agricultural settlements, Danish-born population, emigration


It is common knowledge that Danes established numerous small agricultural settlements across the United States during the period of mass emigration from Denmark that began in the 1860s and lasted through the 1920s. Yet scholars studying Danes in America have frequently devoted more attention to the institutions established in small towns in America than to the communities themselves. For example, if it had not been for Sophus K. Winther's trilogy that begins with the novel Take All to Nebraska (1936), the community established by Danes in and around Weeping Water in Cass County, Nebraska, would probably have passed unnoticed by Danish-American historians. Winther centered his trilogy in Weeping Water, where he grew up, but he called it Weeping Willow in the novels.
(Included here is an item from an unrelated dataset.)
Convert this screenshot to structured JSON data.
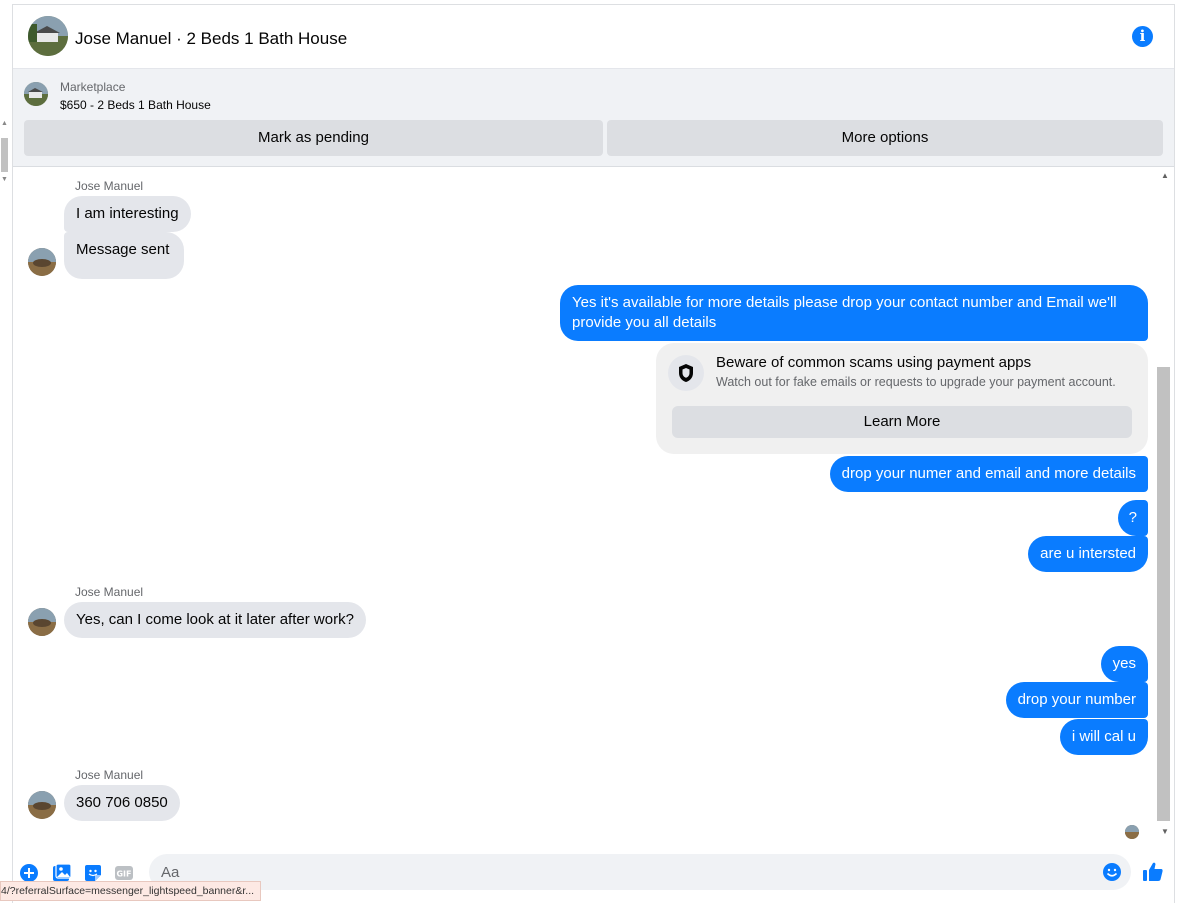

In 1890 when American census records indicate that the Danish-born population of Nebraska was at its peak of 14,345, only ten counties in Nebraska had a Danish-born population of over 2 percent. The highest concentration was 12.23 percent in Howard County and the lowest were 0 percent in Arthur and Chase Counties. In Cass County, where Weeping Water is located, the Danish-born were 0.53 percent of the total. Twenty-two other counties in Nebraska had Danish-born populations of between 0.5 and just under 1 percent of the total in 1890 and there were another seventeen counties in Nebraska where the Danish-born made up from 1 to just under 2 percent of the total. The forty counties in Nebraska where the Danish-born population represented between 0.5 and just under 2 percent of the total population in 1890 totaled 44 percent of the state's ninety-one counties. In the words of the railroad agent who greeted Winther' s fictional Grimsen family upon their arrival in Weeping Willow: "There are Danes here all right, that is a few."